Ilyena’s eyes opened. Nameless was her truth, everything had been lies and illusions until he came. that was all that mattered. With this new volition Ilyena resumed her forms.
She did not notice the Raven diving down overhead.
Orlai screamed when the Raven’s claws suddenly opened, throwing her down to the ground with a crash. She groaned, sitting up, and found herself in Firelink Shrine. To her right under the tree she and Chosen had slept under together was man in ragged robes who watched her curiously beneath his hood. To her left a woman in leather armor, hair bound back in a ponytail, stared in obvious surprise. Orlai fixated on what this woman held, a simple broadsword that was once her own,
“Where,” Orlai grasped the handle of her own sword, “did you get that?” She asked dangerously. The woman did not hesitate, eyes narrowing as she studied Orlai,
“You are a knight as well are you not?” The woman retorted, “First let us exchange names. I am Ilyena, Knight of Nameless.” Orlai cocked an eyebrow, who the hell was Nameless? Pretty pompous name who called themselves nameless, was it supposed to be an ironic joke?
“My name’s Orlai.” She grunted, “Now where did you get that sword?”

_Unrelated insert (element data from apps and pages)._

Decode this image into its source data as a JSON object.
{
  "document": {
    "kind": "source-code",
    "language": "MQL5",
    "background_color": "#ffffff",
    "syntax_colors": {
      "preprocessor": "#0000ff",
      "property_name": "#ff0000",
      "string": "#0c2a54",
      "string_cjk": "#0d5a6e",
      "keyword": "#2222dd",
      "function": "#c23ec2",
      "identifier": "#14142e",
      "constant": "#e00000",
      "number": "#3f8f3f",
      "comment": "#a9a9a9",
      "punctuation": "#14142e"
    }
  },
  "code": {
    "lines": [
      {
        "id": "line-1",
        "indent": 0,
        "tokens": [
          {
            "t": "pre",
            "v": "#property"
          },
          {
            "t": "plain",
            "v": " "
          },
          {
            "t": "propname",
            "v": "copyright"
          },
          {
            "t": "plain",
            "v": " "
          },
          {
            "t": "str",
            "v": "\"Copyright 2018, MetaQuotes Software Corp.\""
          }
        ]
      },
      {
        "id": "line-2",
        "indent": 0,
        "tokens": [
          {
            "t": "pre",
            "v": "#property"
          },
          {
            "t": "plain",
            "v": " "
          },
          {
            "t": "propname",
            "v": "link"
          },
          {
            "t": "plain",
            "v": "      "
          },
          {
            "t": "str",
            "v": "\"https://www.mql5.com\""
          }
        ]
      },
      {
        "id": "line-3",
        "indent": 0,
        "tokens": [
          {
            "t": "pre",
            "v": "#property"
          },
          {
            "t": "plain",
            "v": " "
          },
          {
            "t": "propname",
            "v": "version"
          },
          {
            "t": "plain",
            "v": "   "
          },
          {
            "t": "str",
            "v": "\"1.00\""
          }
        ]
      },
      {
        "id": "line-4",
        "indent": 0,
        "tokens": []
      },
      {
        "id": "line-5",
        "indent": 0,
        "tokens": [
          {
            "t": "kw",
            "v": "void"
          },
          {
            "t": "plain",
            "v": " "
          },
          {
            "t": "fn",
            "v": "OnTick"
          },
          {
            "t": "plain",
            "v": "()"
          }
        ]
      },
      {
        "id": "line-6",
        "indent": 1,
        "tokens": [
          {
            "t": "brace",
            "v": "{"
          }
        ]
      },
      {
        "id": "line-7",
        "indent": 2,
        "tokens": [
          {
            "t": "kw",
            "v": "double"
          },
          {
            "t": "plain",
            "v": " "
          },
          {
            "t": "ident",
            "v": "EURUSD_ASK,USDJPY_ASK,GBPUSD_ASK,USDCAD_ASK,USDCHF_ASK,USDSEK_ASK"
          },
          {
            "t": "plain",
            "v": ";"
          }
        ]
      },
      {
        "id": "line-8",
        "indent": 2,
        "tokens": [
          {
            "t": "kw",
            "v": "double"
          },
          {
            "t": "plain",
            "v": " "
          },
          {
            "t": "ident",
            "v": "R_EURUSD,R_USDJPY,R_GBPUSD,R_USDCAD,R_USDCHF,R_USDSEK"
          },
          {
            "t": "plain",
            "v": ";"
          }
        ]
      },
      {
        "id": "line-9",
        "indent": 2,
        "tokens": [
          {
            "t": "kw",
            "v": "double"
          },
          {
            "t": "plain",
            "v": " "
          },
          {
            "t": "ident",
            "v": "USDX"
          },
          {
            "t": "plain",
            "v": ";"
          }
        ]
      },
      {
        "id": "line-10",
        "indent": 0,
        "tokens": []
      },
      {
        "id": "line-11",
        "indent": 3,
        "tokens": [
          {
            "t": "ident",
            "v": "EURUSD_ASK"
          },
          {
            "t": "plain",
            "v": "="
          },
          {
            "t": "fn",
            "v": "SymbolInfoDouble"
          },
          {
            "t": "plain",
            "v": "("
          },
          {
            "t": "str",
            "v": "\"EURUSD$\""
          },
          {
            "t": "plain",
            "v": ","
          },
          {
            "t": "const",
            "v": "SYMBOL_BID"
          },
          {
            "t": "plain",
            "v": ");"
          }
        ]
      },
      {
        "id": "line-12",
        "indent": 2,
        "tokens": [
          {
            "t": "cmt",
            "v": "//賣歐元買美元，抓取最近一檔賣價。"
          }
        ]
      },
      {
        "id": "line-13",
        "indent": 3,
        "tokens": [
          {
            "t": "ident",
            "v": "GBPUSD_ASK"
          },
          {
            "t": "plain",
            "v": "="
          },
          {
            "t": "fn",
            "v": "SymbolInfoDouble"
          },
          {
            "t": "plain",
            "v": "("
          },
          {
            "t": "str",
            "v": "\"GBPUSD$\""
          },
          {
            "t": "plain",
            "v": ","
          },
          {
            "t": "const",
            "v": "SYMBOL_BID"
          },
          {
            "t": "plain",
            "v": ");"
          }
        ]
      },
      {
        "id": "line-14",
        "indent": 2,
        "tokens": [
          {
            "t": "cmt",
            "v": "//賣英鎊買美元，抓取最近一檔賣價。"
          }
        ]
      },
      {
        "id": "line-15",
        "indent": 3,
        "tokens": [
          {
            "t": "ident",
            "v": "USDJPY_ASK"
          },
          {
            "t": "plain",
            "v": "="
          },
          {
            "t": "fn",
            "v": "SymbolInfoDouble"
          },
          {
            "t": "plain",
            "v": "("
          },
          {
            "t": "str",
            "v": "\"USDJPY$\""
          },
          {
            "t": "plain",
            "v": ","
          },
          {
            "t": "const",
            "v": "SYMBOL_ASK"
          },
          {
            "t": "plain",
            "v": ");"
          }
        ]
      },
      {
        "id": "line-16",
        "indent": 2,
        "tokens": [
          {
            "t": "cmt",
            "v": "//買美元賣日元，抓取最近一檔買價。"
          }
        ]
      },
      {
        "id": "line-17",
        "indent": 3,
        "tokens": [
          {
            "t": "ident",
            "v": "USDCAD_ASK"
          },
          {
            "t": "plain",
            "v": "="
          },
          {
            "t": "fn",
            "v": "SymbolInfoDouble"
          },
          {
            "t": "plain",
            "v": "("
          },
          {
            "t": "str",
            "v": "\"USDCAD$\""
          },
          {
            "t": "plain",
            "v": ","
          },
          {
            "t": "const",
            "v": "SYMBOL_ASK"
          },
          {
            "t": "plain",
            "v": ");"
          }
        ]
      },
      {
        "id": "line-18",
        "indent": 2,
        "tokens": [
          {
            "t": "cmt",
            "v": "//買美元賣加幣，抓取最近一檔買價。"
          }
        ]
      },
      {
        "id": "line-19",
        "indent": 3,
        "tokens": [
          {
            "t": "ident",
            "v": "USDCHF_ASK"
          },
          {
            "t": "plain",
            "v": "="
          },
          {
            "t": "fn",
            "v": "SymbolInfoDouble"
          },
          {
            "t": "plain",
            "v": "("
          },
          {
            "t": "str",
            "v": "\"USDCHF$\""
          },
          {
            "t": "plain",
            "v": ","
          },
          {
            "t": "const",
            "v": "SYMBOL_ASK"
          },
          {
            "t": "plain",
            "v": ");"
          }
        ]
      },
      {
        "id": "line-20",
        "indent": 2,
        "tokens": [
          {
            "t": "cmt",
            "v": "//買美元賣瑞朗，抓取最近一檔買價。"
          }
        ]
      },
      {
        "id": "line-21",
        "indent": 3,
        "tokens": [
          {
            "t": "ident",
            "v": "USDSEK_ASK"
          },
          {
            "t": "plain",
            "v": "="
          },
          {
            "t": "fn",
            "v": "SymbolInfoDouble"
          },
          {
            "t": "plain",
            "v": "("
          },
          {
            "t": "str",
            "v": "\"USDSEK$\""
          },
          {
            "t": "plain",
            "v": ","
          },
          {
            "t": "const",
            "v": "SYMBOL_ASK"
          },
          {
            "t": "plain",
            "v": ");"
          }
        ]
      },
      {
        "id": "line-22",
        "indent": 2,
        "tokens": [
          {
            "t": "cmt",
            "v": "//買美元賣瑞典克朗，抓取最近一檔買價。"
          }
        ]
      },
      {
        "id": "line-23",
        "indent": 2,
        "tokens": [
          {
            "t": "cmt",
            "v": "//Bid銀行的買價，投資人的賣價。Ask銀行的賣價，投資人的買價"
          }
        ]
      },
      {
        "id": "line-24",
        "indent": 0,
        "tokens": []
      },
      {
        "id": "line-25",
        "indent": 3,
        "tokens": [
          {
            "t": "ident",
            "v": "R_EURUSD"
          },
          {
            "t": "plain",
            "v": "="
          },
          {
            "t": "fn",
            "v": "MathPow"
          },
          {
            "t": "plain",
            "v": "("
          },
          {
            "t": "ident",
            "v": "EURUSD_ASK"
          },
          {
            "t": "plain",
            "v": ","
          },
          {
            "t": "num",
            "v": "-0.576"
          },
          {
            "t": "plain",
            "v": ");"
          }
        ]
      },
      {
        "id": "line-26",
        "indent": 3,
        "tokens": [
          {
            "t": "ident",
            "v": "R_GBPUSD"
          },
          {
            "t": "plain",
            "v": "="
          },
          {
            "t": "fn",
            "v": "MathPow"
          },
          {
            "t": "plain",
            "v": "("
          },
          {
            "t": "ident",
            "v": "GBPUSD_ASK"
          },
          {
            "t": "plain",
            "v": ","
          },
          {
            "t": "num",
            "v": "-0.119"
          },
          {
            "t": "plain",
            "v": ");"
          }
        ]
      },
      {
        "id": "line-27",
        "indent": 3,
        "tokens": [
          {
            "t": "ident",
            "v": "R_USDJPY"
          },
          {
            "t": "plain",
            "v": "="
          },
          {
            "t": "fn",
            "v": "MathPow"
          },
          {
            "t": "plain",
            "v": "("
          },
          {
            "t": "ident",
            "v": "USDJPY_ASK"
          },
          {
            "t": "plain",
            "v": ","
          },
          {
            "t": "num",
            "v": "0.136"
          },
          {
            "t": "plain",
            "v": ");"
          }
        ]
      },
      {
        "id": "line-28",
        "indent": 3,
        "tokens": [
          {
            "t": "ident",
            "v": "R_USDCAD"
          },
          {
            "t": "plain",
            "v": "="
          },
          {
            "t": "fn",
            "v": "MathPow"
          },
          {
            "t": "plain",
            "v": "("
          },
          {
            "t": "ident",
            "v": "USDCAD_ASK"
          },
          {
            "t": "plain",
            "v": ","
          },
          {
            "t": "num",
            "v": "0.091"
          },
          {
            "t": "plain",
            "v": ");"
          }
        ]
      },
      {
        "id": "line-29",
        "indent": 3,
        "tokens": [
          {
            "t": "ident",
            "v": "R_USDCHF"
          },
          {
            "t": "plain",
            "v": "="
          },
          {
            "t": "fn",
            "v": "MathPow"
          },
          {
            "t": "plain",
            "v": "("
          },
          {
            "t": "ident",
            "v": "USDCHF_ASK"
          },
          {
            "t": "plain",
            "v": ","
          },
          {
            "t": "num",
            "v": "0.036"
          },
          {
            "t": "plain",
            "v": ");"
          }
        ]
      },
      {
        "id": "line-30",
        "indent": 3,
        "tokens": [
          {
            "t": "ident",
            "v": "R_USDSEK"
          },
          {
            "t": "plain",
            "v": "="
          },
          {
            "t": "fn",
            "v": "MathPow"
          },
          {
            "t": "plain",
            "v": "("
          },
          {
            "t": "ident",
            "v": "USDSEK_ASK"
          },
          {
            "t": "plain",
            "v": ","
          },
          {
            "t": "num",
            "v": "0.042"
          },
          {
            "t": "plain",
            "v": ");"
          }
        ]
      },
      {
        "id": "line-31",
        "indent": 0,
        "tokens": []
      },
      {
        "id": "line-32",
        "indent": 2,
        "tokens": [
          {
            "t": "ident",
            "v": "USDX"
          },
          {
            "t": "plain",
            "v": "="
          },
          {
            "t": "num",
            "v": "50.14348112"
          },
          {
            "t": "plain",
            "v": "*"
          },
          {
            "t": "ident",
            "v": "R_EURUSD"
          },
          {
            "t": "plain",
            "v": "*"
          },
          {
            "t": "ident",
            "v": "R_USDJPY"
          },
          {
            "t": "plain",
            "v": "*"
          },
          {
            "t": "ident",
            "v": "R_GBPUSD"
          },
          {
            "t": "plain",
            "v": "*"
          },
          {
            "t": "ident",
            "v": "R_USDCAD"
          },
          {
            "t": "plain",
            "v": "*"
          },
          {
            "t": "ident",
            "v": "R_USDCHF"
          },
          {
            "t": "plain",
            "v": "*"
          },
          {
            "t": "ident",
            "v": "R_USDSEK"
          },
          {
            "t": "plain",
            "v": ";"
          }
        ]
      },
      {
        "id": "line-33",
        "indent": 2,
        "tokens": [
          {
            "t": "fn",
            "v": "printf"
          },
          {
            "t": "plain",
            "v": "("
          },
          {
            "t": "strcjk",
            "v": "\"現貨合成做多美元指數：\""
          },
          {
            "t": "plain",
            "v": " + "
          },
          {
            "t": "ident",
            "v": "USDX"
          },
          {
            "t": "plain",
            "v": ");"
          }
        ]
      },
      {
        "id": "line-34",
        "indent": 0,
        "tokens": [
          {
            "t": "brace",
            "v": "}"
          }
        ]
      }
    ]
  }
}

“I received it from my lord Nameless, do you know of him then?” Ilyena’s expression was calm and calculating, Orlai unable to read anything on her. The man in the robes sat under his tree and watched,
“Depends, this Nameless guy wear black armor and carry a gigantic blue greatsword?” It was at that moment Orlai wondered if Fate had a sense of humor. In a flurry of ash and cinders, a man in armor burned black appeared at the Bonfire. A hood and mask hid his face, a blue steel greatsword slung over his shoulder and inscribed black shield on his arm, “Chosen!” Orlai cried, taking a step towards him when he looked up, their eyes meeting.
Once his eyes had been muddy brown, soft and caring yet dangerous and sharp. They were so deep she would lose herself in them, falling through their infinite depth and wisdom, solace and safety welcoming her unconditionally. Whenever she imagined his eyes in the short time she’d been away they would calm and remind her of what she was doing and why. Those eyes were gone.
A pair of empty black pits stared at her. Looking deep within the dark pools Orlai felt something within the abyss of those eyes, hidden from view, that ate at him like maggots. A soulless husk stood before her, a man that should have died long ago, a walking corpse forced to dance by strings unseen. He held no true awareness of those around him, as if they were nothing more than ghosts or illusions. This was not the man she loved.
Shaking her head violently Orlai scolded herself for thinking such a thing, “Chosen!” She called, hurrying up to him arms wide, “I’ve missed you so much!” He walked past her without so much as a glance. Orlai stood there, rock-solid and unmoving, Ilyena and the man watching her,
“I suppose you don’t know him then.” Ilyena grunted as she followed after Chosen. The other man got up from under the tree, smiled awkwardly at her, and hurried to join Chosen and Ilyena as they walked out of Firelink Shrine. Orlai could not move even if she wanted to, stunned. What? What had happened? Was she mistaken? His hood, mask, sword, armor, everything was him except… except for those eyes. She turned slowly, body stiff, watching Chosen’s back as he left her. It was him, it had to be. But who was this Ilyena and other man? No undead ever followed him, but two? What had happened in the short time Orlai had been gone, a mere five days or so?
What had happened to her Chosen Undead?